The famous French war photographer, Henri Cartier-Bresson, said it best in his 1952 book, The Decisive Moment…
“Photography is not like painting,” Cartier-Bresson said. “There is a creative fraction of a second when you are taking a picture. Your eye must see a composition or an expression that life itself offers you, and you must know with intuition when to click the camera. That is the moment the photographer is creative,” he said. “Oop! The Moment! Once you miss it, it is gone forever.”
When involving yourself in photography, you either get this, or you don’t There is no way to teach The Decisive Moment. There is no way to say, “I will now pick up my camera and take a winning picture,” at least in my mind. If all the stars align correctly, these moments will appear before you. The key is to know your equipment well enough that it is ready, up to your eye, your finger poised on the shutter release, and you press it at just the right instant in time… The Decisive Moment. The problem is that those moments are short and electrical signals to nerve endings and muscles are painfully slow, even at the speed of light. When I see what I want in the viewfinder, that microsecond where I SCREAM to myself “PRESS THE SHUTTER YOU IDIOT!” and my finger actually reacts, seems to take forever… The command has been issued, but it is a painfully long time before the human body can carry it out.
Recently, my wife started singing again. And since I got into photography again, she gets me into situations where I can get some great photos. Now, concert or stage photography was never my specialty, although I did it a bit when she sang in a band in the late 1980’s. But music, especially rock music, has been part of my existence since following Black Sabbath in 1970. So recently, I found my self and my camera at The Downtown Cafe in Red Bank, NJ for Rock ‘n’ Roll Karaoke. This is different from traditional karaoke- you know, cheesy electronically created music with no vocals. Some poor slob who thinks they can sing reading the words they don’t know off of a video monitor they can’t see because they drank three shots to get up the courage…

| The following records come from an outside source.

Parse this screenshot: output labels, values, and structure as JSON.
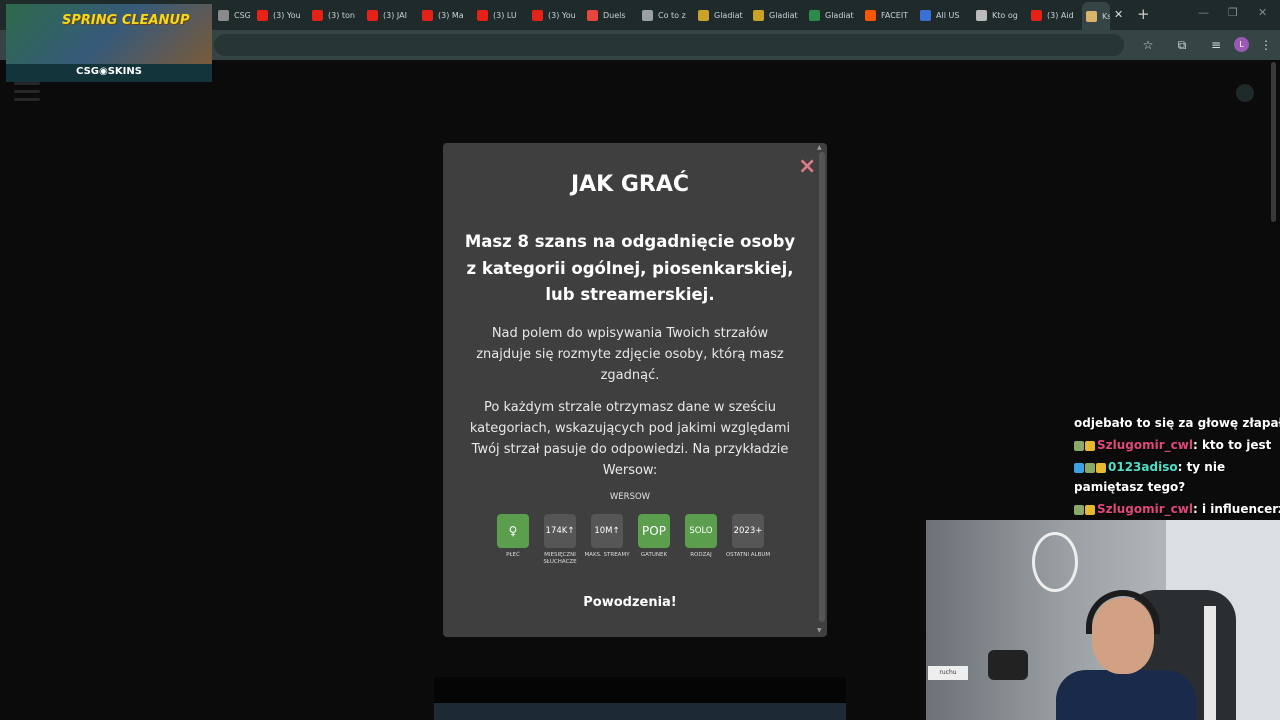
{
  "browser": {
    "tabs": [
      {
        "label": "CSGO-",
        "icon": "csgo-favicon",
        "color": "#8a8a8a"
      },
      {
        "label": "(3) You",
        "icon": "youtube-favicon",
        "color": "#e62117"
      },
      {
        "label": "(3) ton",
        "icon": "youtube-favicon",
        "color": "#e62117"
      },
      {
        "label": "(3) JAI",
        "icon": "youtube-favicon",
        "color": "#e62117"
      },
      {
        "label": "(3) Ma",
        "icon": "youtube-favicon",
        "color": "#e62117"
      },
      {
        "label": "(3) LU",
        "icon": "youtube-favicon",
        "color": "#e62117"
      },
      {
        "label": "(3) You",
        "icon": "youtube-favicon",
        "color": "#e62117"
      },
      {
        "label": "Duels",
        "icon": "map-pin-favicon",
        "color": "#e8453c"
      },
      {
        "label": "Co to z",
        "icon": "cube-favicon",
        "color": "#9aa0a6"
      },
      {
        "label": "Gladiat",
        "icon": "image-favicon",
        "color": "#c9a227"
      },
      {
        "label": "Gladiat",
        "icon": "image-favicon",
        "color": "#c9a227"
      },
      {
        "label": "Gladiat",
        "icon": "slash-favicon",
        "color": "#2c8a4a"
      },
      {
        "label": "FACEIT",
        "icon": "faceit-favicon",
        "color": "#ff5500"
      },
      {
        "label": "All US",
        "icon": "chevron-favicon",
        "color": "#3a6fd8"
      },
      {
        "label": "Kto og",
        "icon": "plus-favicon",
        "color": "#bbbbbb"
      },
      {
        "label": "(3) Aid",
        "icon": "youtube-favicon",
        "color": "#e62117"
      },
      {
        "label": "Ks",
        "icon": "person-favicon",
        "color": "#d9b36a",
        "active": true
      }
    ],
    "close_tab": "✕",
    "new_tab": "+",
    "window_controls": [
      "—",
      "❐",
      "✕"
    ],
    "profile_initial": "L"
  },
  "overlay": {
    "sponsor_title": "SPRING CLEANUP",
    "sponsor_brand": "CSG◉SKINS",
    "chat": [
      {
        "user": "",
        "message": "odjebało to się za głowę złapałem"
      },
      {
        "user": "Szlugomir_cwl",
        "message": ": kto to jest"
      },
      {
        "user": "0123adiso",
        "message": ": ty nie"
      },
      {
        "user": "",
        "message": "pamiętasz tego?"
      },
      {
        "user": "Szlugomir_cwl",
        "message": ": i influencerzy"
      }
    ],
    "webcam_sticker": "ruchu"
  },
  "modal": {
    "close_label": "×",
    "title": "JAK GRAĆ",
    "lead": "Masz 8 szans na odgadnięcie osoby z kategorii ogólnej, piosenkarskiej, lub streamerskiej.",
    "paragraph1": "Nad polem do wpisywania Twoich strzałów znajduje się rozmyte zdjęcie osoby, którą masz zgadnąć.",
    "paragraph2": "Po każdym strzale otrzymasz dane w sześciu kategoriach, wskazujących pod jakimi względami Twój strzał pasuje do odpowiedzi. Na przykładzie Wersow:",
    "example_name": "WERSOW",
    "tiles": [
      {
        "value": "♀",
        "label": "PŁEĆ",
        "status": "match"
      },
      {
        "value": "174K↑",
        "label": "MIESIĘCZNI SŁUCHACZE",
        "status": "miss"
      },
      {
        "value": "10M↑",
        "label": "MAKS. STREAMY",
        "status": "miss"
      },
      {
        "value": "POP",
        "label": "GATUNEK",
        "status": "match"
      },
      {
        "value": "SOLO",
        "label": "RODZAJ",
        "status": "match"
      },
      {
        "value": "2023+",
        "label": "OSTATNI ALBUM",
        "status": "miss"
      }
    ],
    "good_luck": "Powodzenia!"
  },
  "colors": {
    "match": "#5a9e4e",
    "miss": "#565656",
    "close": "#e07b88",
    "modal_bg": "#3f3f3f"
  }
}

Rock ‘n’ Roll Karaoke is live. The band is great. The vast majority of people who try it can actually sing. And the lyrics? Yes, they have a big book on a music stand with all the lyrics. But unless it’s the singer’s first time or they’re nervous, most don’t even look at them.
No, this is open mic night with the band. And the singers are great.
So, when someone gets up in front of your camera lens, and you begin having flashbacks to 1975 and reading articles about Led Zeppelin and Robert Plant in Circus Magazine as a kid (especially when this person is actually singing Zeppelin at the time!) – you start to feel good about where the pictures are going that night.
As Gil began to get into his performance, I found someone before my camera who looked like he didn’t care about the rest of the world – and for a few moments, maybe didn’t know the rest of the world was even there. On top of that, the stage lights were just right and I had the right lens on the camera (a simple 50mm f/1.8).
But, he was still having fun, as you can see. (Zeppelin is always a crowd pleaser.) I was close- but I didn’t yet have The Decisive Moment. But, as the song progressed, I knew it would come.
And with a final drum kick and power cord, I finally had it… The Decisive Moment…
These images were all shot on a Nikon D5000, 50mm f/1.8 lens, ISO 3200, 1/40 or 50 sec @ f/1.8 or f/2.8. The lens flare in the last image was a bonus.
Thanks Gil for a great performance and a great moment in time!